What to work on: What is needed is an exact copy of all the entries.
(Supplied records Opens)
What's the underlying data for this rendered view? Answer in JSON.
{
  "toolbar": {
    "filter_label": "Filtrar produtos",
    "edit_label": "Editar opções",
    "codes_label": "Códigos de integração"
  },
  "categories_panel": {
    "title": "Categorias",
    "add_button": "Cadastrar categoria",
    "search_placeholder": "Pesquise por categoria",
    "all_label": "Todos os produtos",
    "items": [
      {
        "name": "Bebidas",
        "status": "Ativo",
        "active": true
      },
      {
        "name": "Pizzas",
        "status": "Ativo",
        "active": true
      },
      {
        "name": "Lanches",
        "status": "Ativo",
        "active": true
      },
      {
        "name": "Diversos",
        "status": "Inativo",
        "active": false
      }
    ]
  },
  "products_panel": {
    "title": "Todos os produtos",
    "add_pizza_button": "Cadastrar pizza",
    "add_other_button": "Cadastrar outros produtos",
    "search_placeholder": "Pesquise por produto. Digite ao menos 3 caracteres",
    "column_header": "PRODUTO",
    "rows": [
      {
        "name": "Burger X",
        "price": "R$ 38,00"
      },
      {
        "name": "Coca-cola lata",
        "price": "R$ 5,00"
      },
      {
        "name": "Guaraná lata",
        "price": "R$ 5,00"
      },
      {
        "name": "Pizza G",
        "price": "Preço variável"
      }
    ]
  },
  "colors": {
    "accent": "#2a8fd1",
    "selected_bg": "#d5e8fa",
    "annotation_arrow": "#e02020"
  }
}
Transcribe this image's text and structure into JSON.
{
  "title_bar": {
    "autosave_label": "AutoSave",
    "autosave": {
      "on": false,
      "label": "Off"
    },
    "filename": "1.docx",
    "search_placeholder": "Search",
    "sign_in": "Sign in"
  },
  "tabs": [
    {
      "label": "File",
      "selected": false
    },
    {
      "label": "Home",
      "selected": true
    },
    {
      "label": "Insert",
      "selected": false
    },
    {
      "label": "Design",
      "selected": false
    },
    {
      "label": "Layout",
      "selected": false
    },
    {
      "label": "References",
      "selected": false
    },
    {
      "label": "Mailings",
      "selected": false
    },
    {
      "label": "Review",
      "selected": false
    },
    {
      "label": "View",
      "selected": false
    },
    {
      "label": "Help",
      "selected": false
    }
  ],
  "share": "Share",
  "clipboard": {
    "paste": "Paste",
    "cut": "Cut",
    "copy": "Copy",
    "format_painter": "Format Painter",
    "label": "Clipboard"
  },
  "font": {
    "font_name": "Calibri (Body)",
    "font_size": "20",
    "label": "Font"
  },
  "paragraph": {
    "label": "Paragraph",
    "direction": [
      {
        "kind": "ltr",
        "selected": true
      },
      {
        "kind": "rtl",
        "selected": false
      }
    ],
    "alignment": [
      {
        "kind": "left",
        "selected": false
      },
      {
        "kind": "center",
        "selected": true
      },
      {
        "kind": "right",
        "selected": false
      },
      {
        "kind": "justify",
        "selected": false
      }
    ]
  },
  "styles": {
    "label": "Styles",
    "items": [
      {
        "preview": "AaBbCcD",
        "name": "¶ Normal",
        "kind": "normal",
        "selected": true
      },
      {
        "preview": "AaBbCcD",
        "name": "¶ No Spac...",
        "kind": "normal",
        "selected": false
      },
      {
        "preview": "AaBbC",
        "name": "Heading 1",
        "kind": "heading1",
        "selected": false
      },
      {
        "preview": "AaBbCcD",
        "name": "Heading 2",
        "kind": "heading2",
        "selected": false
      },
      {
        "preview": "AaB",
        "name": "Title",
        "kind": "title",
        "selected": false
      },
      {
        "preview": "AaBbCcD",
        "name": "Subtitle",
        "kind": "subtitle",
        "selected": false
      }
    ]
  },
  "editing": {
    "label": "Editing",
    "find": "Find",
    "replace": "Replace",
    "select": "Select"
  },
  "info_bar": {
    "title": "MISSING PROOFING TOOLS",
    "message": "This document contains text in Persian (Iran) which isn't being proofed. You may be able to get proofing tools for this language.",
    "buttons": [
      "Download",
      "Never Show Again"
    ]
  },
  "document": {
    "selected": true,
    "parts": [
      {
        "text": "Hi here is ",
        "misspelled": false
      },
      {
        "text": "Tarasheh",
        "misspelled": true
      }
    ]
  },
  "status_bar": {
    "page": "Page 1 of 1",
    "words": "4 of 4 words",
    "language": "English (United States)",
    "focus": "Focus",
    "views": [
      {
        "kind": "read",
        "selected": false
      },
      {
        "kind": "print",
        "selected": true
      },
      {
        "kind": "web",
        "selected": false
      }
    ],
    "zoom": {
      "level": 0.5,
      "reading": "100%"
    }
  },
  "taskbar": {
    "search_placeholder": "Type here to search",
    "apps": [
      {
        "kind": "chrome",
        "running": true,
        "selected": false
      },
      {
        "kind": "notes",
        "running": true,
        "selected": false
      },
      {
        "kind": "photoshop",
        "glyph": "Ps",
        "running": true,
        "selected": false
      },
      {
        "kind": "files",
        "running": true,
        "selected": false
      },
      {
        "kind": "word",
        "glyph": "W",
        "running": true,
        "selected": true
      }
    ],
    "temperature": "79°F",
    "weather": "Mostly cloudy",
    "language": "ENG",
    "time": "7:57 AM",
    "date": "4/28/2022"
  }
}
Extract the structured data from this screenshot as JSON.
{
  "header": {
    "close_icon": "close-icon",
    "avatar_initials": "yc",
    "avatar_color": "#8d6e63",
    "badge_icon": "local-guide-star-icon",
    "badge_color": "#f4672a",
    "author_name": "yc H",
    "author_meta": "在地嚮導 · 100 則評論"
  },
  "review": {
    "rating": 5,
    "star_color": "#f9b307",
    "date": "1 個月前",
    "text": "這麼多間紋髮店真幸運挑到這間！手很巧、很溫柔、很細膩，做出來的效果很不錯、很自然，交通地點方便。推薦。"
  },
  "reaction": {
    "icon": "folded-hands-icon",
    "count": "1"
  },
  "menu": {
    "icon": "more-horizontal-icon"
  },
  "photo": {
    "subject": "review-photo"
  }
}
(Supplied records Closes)
Solution to the problem:
What's the underlying data for this rendered view? Answer in JSON.
{
  "toolbar": {
    "filter_label": "Filtrar produtos",
    "edit_label": "Editar opções",
    "codes_label": "Códigos de integração"
  },
  "categories_panel": {
    "title": "Categorias",
    "add_button": "Cadastrar categoria",
    "search_placeholder": "Pesquise por categoria",
    "all_label": "Todos os produtos",
    "items": [
      {
        "name": "Bebidas",
        "status": "Ativo",
        "active": true
      },
      {
        "name": "Pizzas",
        "status": "Ativo",
        "active": true
      },
      {
        "name": "Lanches",
        "status": "Ativo",
        "active": true
      },
      {
        "name": "Diversos",
        "status": "Inativo",
        "active": false
      }
    ]
  },
  "products_panel": {
    "title": "Todos os produtos",
    "add_pizza_button": "Cadastrar pizza",
    "add_other_button": "Cadastrar outros produtos",
    "search_placeholder": "Pesquise por produto. Digite ao menos 3 caracteres",
    "column_header": "PRODUTO",
    "rows": [
      {
        "name": "Burger X",
        "price": "R$ 38,00"
      },
      {
        "name": "Coca-cola lata",
        "price": "R$ 5,00"
      },
      {
        "name": "Guaraná lata",
        "price": "R$ 5,00"
      },
      {
        "name": "Pizza G",
        "price": "Preço variável"
      }
    ]
  },
  "colors": {
    "accent": "#2a8fd1",
    "selected_bg": "#d5e8fa",
    "annotation_arrow": "#e02020"
  }
}
Transcribe this image's text and structure into JSON.
{
  "title_bar": {
    "autosave_label": "AutoSave",
    "autosave": {
      "on": false,
      "label": "Off"
    },
    "filename": "1.docx",
    "search_placeholder": "Search",
    "sign_in": "Sign in"
  },
  "tabs": [
    {
      "label": "File",
      "selected": false
    },
    {
      "label": "Home",
      "selected": true
    },
    {
      "label": "Insert",
      "selected": false
    },
    {
      "label": "Design",
      "selected": false
    },
    {
      "label": "Layout",
      "selected": false
    },
    {
      "label": "References",
      "selected": false
    },
    {
      "label": "Mailings",
      "selected": false
    },
    {
      "label": "Review",
      "selected": false
    },
    {
      "label": "View",
      "selected": false
    },
    {
      "label": "Help",
      "selected": false
    }
  ],
  "share": "Share",
  "clipboard": {
    "paste": "Paste",
    "cut": "Cut",
    "copy": "Copy",
    "format_painter": "Format Painter",
    "label": "Clipboard"
  },
  "font": {
    "font_name": "Calibri (Body)",
    "font_size": "20",
    "label": "Font"
  },
  "paragraph": {
    "label": "Paragraph",
    "direction": [
      {
        "kind": "ltr",
        "selected": true
      },
      {
        "kind": "rtl",
        "selected": false
      }
    ],
    "alignment": [
      {
        "kind": "left",
        "selected": false
      },
      {
        "kind": "center",
        "selected": true
      },
      {
        "kind": "right",
        "selected": false
      },
      {
        "kind": "justify",
        "selected": false
      }
    ]
  },
  "styles": {
    "label": "Styles",
    "items": [
      {
        "preview": "AaBbCcD",
        "name": "¶ Normal",
        "kind": "normal",
        "selected": true
      },
      {
        "preview": "AaBbCcD",
        "name": "¶ No Spac...",
        "kind": "normal",
        "selected": false
      },
      {
        "preview": "AaBbC",
        "name": "Heading 1",
        "kind": "heading1",
        "selected": false
      },
      {
        "preview": "AaBbCcD",
        "name": "Heading 2",
        "kind": "heading2",
        "selected": false
      },
      {
        "preview": "AaB",
        "name": "Title",
        "kind": "title",
        "selected": false
      },
      {
        "preview": "AaBbCcD",
        "name": "Subtitle",
        "kind": "subtitle",
        "selected": false
      }
    ]
  },
  "editing": {
    "label": "Editing",
    "find": "Find",
    "replace": "Replace",
    "select": "Select"
  },
  "info_bar": {
    "title": "MISSING PROOFING TOOLS",
    "message": "This document contains text in Persian (Iran) which isn't being proofed. You may be able to get proofing tools for this language.",
    "buttons": [
      "Download",
      "Never Show Again"
    ]
  },
  "document": {
    "selected": true,
    "parts": [
      {
        "text": "Hi here is ",
        "misspelled": false
      },
      {
        "text": "Tarasheh",
        "misspelled": true
      }
    ]
  },
  "status_bar": {
    "page": "Page 1 of 1",
    "words": "4 of 4 words",
    "language": "English (United States)",
    "focus": "Focus",
    "views": [
      {
        "kind": "read",
        "selected": false
      },
      {
        "kind": "print",
        "selected": true
      },
      {
        "kind": "web",
        "selected": false
      }
    ],
    "zoom": {
      "level": 0.5,
      "reading": "100%"
    }
  },
  "taskbar": {
    "search_placeholder": "Type here to search",
    "apps": [
      {
        "kind": "chrome",
        "running": true,
        "selected": false
      },
      {
        "kind": "notes",
        "running": true,
        "selected": false
      },
      {
        "kind": "photoshop",
        "glyph": "Ps",
        "running": true,
        "selected": false
      },
      {
        "kind": "files",
        "running": true,
        "selected": false
      },
      {
        "kind": "word",
        "glyph": "W",
        "running": true,
        "selected": true
      }
    ],
    "temperature": "79°F",
    "weather": "Mostly cloudy",
    "language": "ENG",
    "time": "7:57 AM",
    "date": "4/28/2022"
  }
}
Extract the structured data from this screenshot as JSON.
{
  "header": {
    "close_icon": "close-icon",
    "avatar_initials": "yc",
    "avatar_color": "#8d6e63",
    "badge_icon": "local-guide-star-icon",
    "badge_color": "#f4672a",
    "author_name": "yc H",
    "author_meta": "在地嚮導 · 100 則評論"
  },
  "review": {
    "rating": 5,
    "star_color": "#f9b307",
    "date": "1 個月前",
    "text": "這麼多間紋髮店真幸運挑到這間！手很巧、很溫柔、很細膩，做出來的效果很不錯、很自然，交通地點方便。推薦。"
  },
  "reaction": {
    "icon": "folded-hands-icon",
    "count": "1"
  },
  "menu": {
    "icon": "more-horizontal-icon"
  },
  "photo": {
    "subject": "review-photo"
  }
}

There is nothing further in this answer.